### What this task involves
The reply should consist of one number, which is how many lines in the material below contain "kpaehs".

++++ Exercise data ++++

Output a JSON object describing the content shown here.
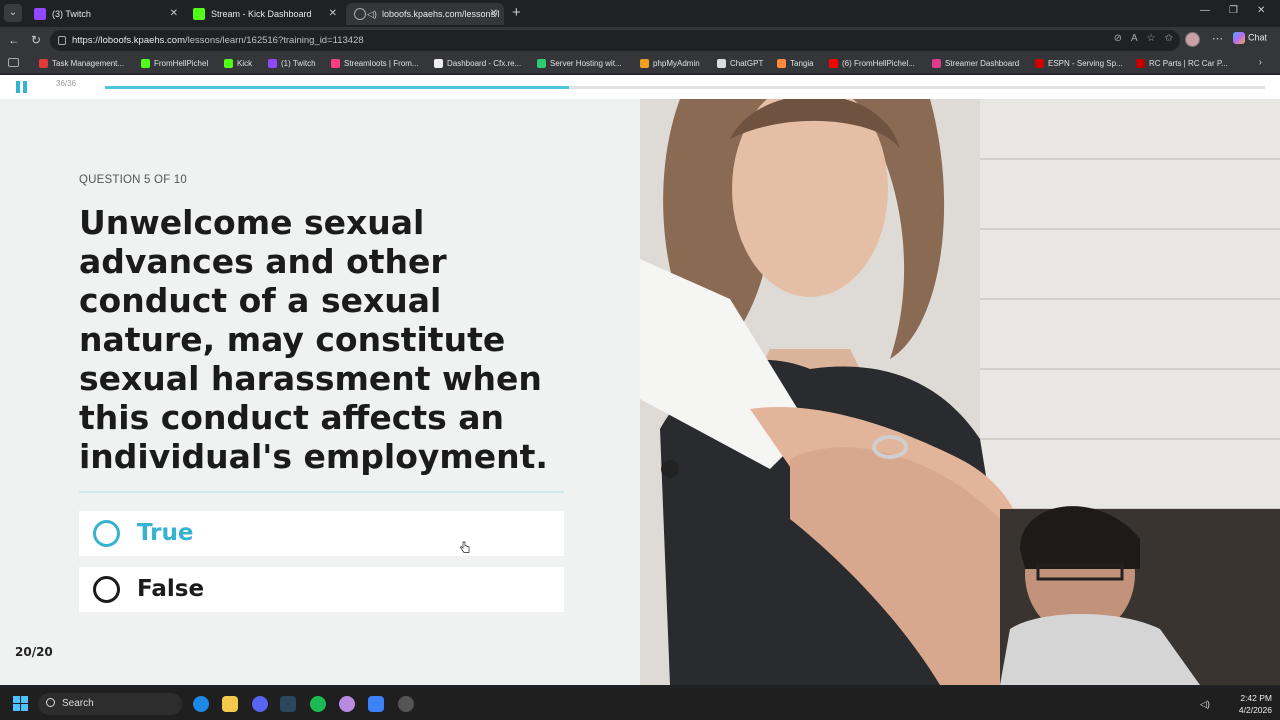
{
  "browser": {
    "tabs": [
      {
        "title": "(3) Twitch",
        "favicon_color": "#9146ff"
      },
      {
        "title": "Stream - Kick Dashboard",
        "favicon_color": "#53fc18"
      },
      {
        "title": "loboofs.kpaehs.com/lessons/l",
        "favicon_color": "#9aa0a6"
      }
    ],
    "url_host": "https://loboofs.kpaehs.com",
    "url_path": "/lessons/learn/162516?training_id=113428",
    "chat_label": "Chat",
    "bookmarks": [
      {
        "label": "Task Management...",
        "color": "#e03a3a"
      },
      {
        "label": "FromHellPichel",
        "color": "#53fc18"
      },
      {
        "label": "Kick",
        "color": "#53fc18"
      },
      {
        "label": "(1) Twitch",
        "color": "#9146ff"
      },
      {
        "label": "Streamloots | From...",
        "color": "#ff3d7f"
      },
      {
        "label": "Dashboard - Cfx.re...",
        "color": "#eeeeee"
      },
      {
        "label": "Server Hosting wit...",
        "color": "#2ecc71"
      },
      {
        "label": "phpMyAdmin",
        "color": "#f0a020"
      },
      {
        "label": "ChatGPT",
        "color": "#dddddd"
      },
      {
        "label": "Tangia",
        "color": "#ff8a3d"
      },
      {
        "label": "(6) FromHellPichel...",
        "color": "#ff0000"
      },
      {
        "label": "Streamer Dashboard",
        "color": "#e03a8a"
      },
      {
        "label": "ESPN - Serving Sp...",
        "color": "#d00000"
      },
      {
        "label": "RC Parts | RC Car P...",
        "color": "#c00000"
      }
    ]
  },
  "player": {
    "slide_counter": "36/36",
    "progress": 0.4,
    "accent_color": "#35b3d0"
  },
  "quiz": {
    "question_number": "QUESTION 5 OF 10",
    "question_text": "Unwelcome sexual advances and other conduct of a sexual nature, may constitute sexual harassment when this conduct affects an individual's employment.",
    "options": [
      {
        "label": "True",
        "hovered": true
      },
      {
        "label": "False",
        "hovered": false
      }
    ],
    "brand": "20/20"
  },
  "taskbar": {
    "search_label": "Search",
    "time": "2:42 PM",
    "date": "4/2/2026"
  }
}
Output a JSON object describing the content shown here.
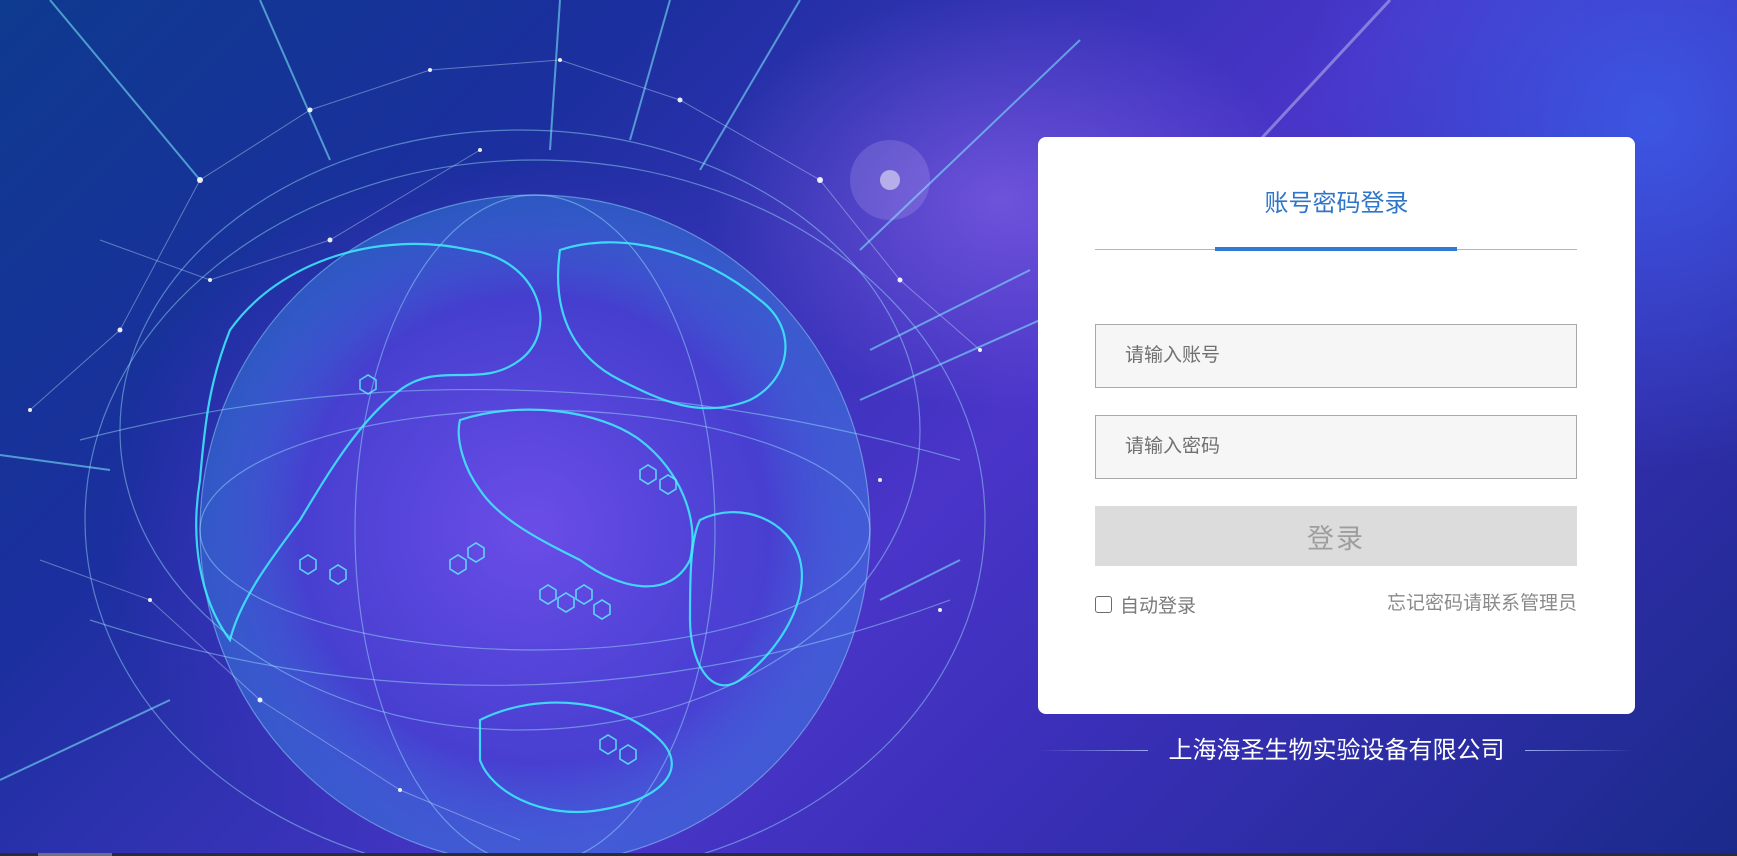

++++

### Worked solution
2